Cortical Reorganization and Plasticity:
One key aspect of CPSP pathophysiology is cortical reorganization and plasticity. Following a stroke, the brain undergoes structural and functional changes as a result of the injury. This neuroplasticity, particularly in the somatosensory cortex, can contribute to the development of CPSP. Maladaptive plasticity may occur, leading to abnormal sensory processing and the generation of pain signals in response to non-painful stimuli.
Disrupted Pain Modulation Pathways:The pain perception and modulation pathways in the CNS play a crucial role in regulating pain signals. In CPSP, these pathways can be disrupted, leading to abnormal pain processing. Alterations in the descending inhibitory pathways, such as reduced inhibitory neurotransmitter release or impaired endogenous opioid system function, can result in increased pain sensitivity and the persistence of pain signals even after the resolution of the initial injury.
Inflammatory Processes and Neurotransmitter Imbalances:Inflammation within the CNS and imbalances in neurotransmitter systems also contribute to CPSP. Following a stroke, there is an inflammatory response that involves the release of pro-inflammatory cytokines and activation of immune cells. This inflammation can lead to sensitization of nociceptive neurons and exacerbate pain signaling.
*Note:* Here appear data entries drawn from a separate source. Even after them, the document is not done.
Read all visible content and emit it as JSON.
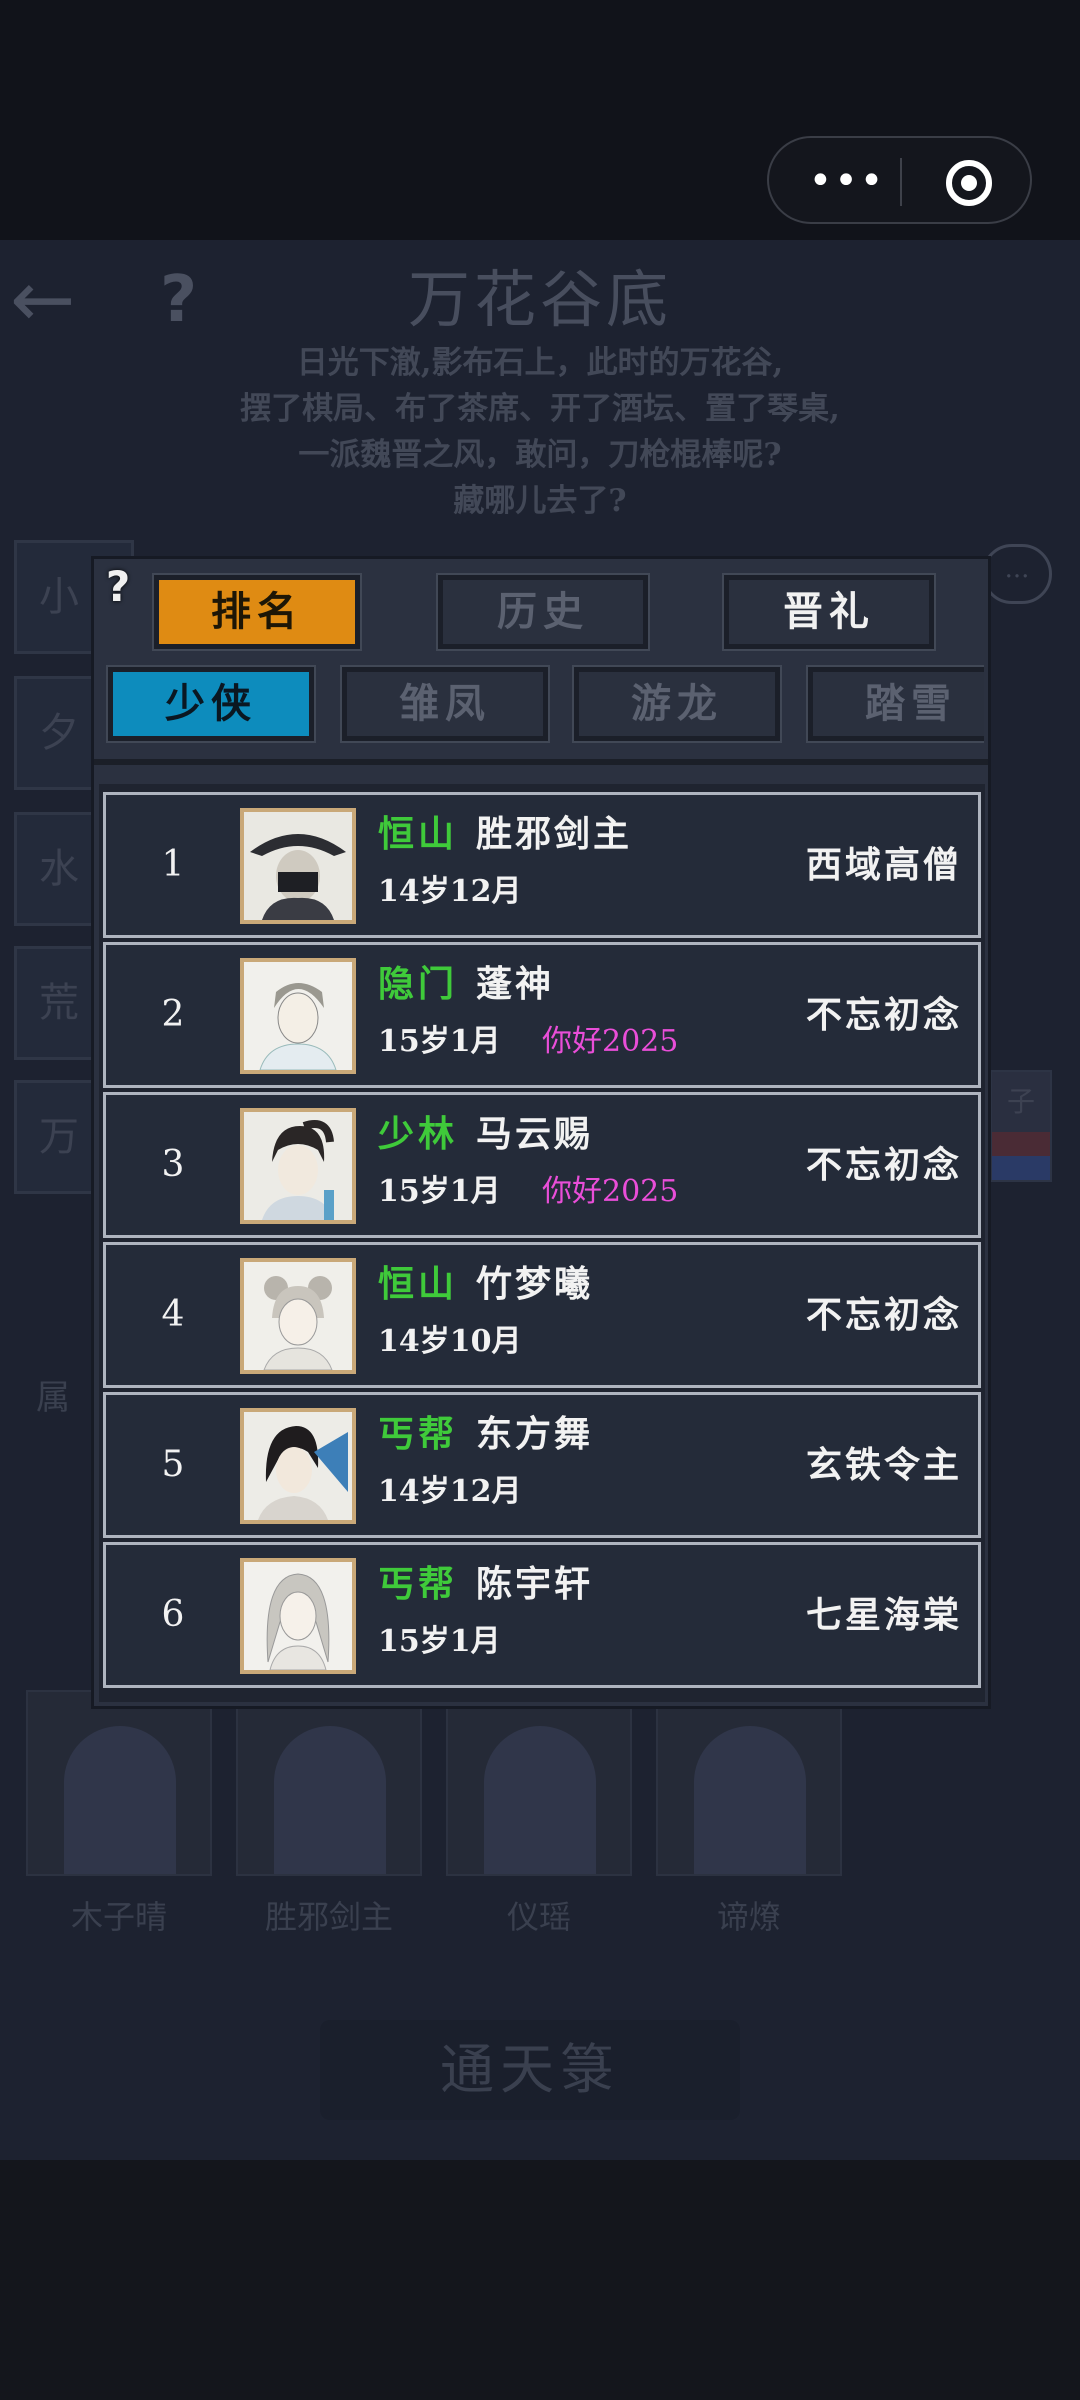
{
  "system": {
    "more_label": "•••"
  },
  "scene": {
    "back_icon": "←",
    "help_icon": "?",
    "title": "万花谷底",
    "intro_lines": [
      "日光下澈,影布石上，此时的万花谷,",
      "摆了棋局、布了茶席、开了酒坛、置了琴桌,",
      "一派魏晋之风，敢问，刀枪棍棒呢?",
      "藏哪儿去了?"
    ],
    "side_buttons": [
      "小",
      "夕",
      "水",
      "荒",
      "万"
    ],
    "chat_icon": "...",
    "right_tag": "子",
    "attr_label": "属",
    "heroes": [
      "木子晴",
      "胜邪剑主",
      "仪瑶",
      "谛燎"
    ],
    "bottom_button": "通天箓"
  },
  "modal": {
    "help_icon": "?",
    "main_tabs": [
      {
        "label": "排名",
        "active": true
      },
      {
        "label": "历史",
        "active": false
      },
      {
        "label": "晋礼",
        "active": false
      }
    ],
    "sub_tabs": [
      {
        "label": "少侠",
        "active": true
      },
      {
        "label": "雏凤",
        "active": false
      },
      {
        "label": "游龙",
        "active": false
      },
      {
        "label": "踏雪",
        "active": false
      }
    ],
    "rankings": [
      {
        "rank": "1",
        "sect": "恒山",
        "name": "胜邪剑主",
        "age": "14岁12月",
        "motto": "",
        "title": "西域高僧",
        "avatar_icon": "masked-swordsman-portrait-icon"
      },
      {
        "rank": "2",
        "sect": "隐门",
        "name": "蓬神",
        "age": "15岁1月",
        "motto": "你好2025",
        "title": "不忘初念",
        "avatar_icon": "white-robed-youth-portrait-icon"
      },
      {
        "rank": "3",
        "sect": "少林",
        "name": "马云赐",
        "age": "15岁1月",
        "motto": "你好2025",
        "title": "不忘初念",
        "avatar_icon": "ponytail-swordsman-portrait-icon"
      },
      {
        "rank": "4",
        "sect": "恒山",
        "name": "竹梦曦",
        "age": "14岁10月",
        "motto": "",
        "title": "不忘初念",
        "avatar_icon": "young-maiden-portrait-icon"
      },
      {
        "rank": "5",
        "sect": "丐帮",
        "name": "东方舞",
        "age": "14岁12月",
        "motto": "",
        "title": "玄铁令主",
        "avatar_icon": "fan-lady-portrait-icon"
      },
      {
        "rank": "6",
        "sect": "丐帮",
        "name": "陈宇轩",
        "age": "15岁1月",
        "motto": "",
        "title": "七星海棠",
        "avatar_icon": "long-haired-scholar-portrait-icon"
      }
    ]
  },
  "colors": {
    "sect_green": "#3fca3a",
    "motto_pink": "#e94ed8",
    "tab_orange": "#df8b13",
    "tab_blue": "#0d8cbd"
  }
}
Additionally, imbalances in neurotransmitters, such as glutamate, serotonin, and norepinephrine, may disrupt the normal pain processing pathways, further amplifying pain perception.
Peripheral and Central Lesions:CPSP can arise from both peripheral and central lesions. Peripheral lesions, such as damage to the spinothalamic tract or thalamus, can directly affect the transmission of pain signals. Central lesions, on the other hand, involve damage to the somatosensory cortex, thalamus, or other brain regions involved in pain processing. Both types of lesions can contribute to the development of CPSP through various mechanisms, including altered neuronal activity, disrupted connectivity, and aberrant sensory processing.
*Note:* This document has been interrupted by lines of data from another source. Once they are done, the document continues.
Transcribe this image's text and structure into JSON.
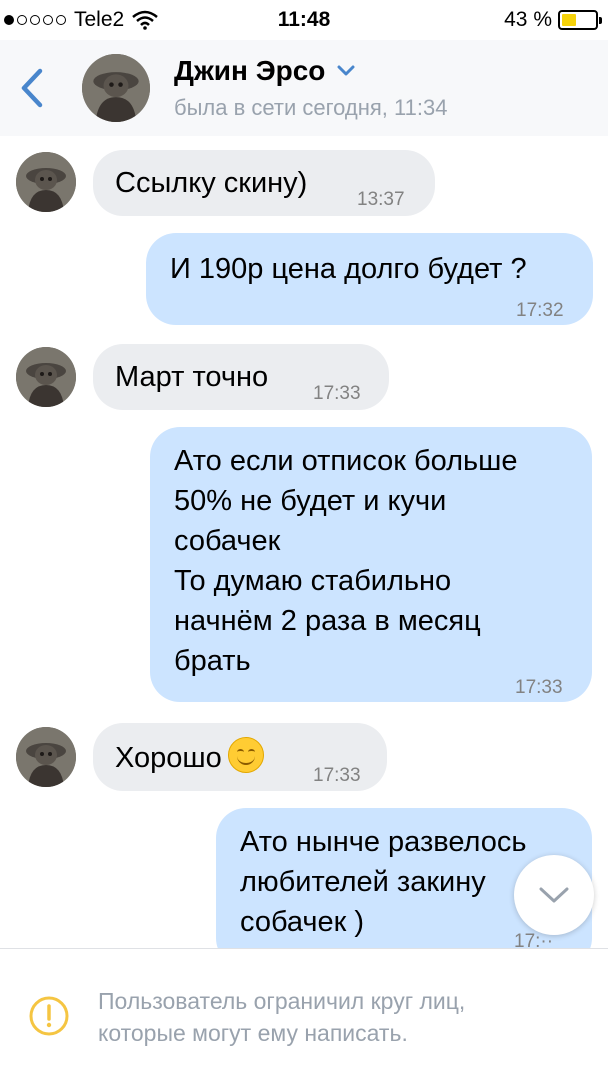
{
  "status_bar": {
    "carrier": "Tele2",
    "time": "11:48",
    "battery_percent": "43 %",
    "signal_bars_on": 1,
    "signal_bars_total": 5,
    "battery_level": 0.43,
    "battery_color": "#f5d20b"
  },
  "header": {
    "name": "Джин Эрсо",
    "last_seen": "была в сети сегодня, 11:34"
  },
  "messages": [
    {
      "dir": "in",
      "text": "Ссылку скину)",
      "time": "13:37"
    },
    {
      "dir": "out",
      "text": "И 190р цена долго будет ?",
      "time": "17:32"
    },
    {
      "dir": "in",
      "text": "Март точно",
      "time": "17:33"
    },
    {
      "dir": "out",
      "lines": [
        "Ато если отписок больше",
        "50% не будет и кучи",
        "собачек",
        "То думаю стабильно",
        "начнём 2 раза в месяц",
        "брать"
      ],
      "time": "17:33"
    },
    {
      "dir": "in",
      "text": "Хорошо",
      "emoji": "smiling-face",
      "time": "17:33"
    },
    {
      "dir": "out",
      "lines": [
        "Ато нынче развелось",
        "любителей закину",
        "собачек )"
      ],
      "time": "17:··"
    }
  ],
  "footer": {
    "notice_line1": "Пользователь ограничил круг лиц,",
    "notice_line2": "которые могут ему написать."
  },
  "colors": {
    "accent": "#4986cc",
    "incoming_bubble": "#ebedf0",
    "outgoing_bubble": "#cce4ff",
    "warning": "#f5c542"
  }
}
The complex interplay of cortical reorganization, disrupted pain modulation pathways, inflammatory processes, and peripheral and central lesions contribute to the development and persistence of CPSP. Further research is needed to unravel the intricacies of CPSP's pathophysiology, leading to the development of targeted therapies to alleviate the burden of this debilitating condition.
Liampas, A., Velidakis, N., Georgiou, T. et al. Prevalence and Management Challenges in Central Post-Stroke Neuropathic Pain: A Systematic Review and Meta-analysis. Adv Ther 37, 3278–3291 (2020). https://doi.org/10.1007/s12325-020-01388-w
SYSTEMATIC REVIEW article Front. Neurol., 18 August 2021Sec.
Volume 12 - 2021 | https://doi.org/10.3389/fneur.2021.678198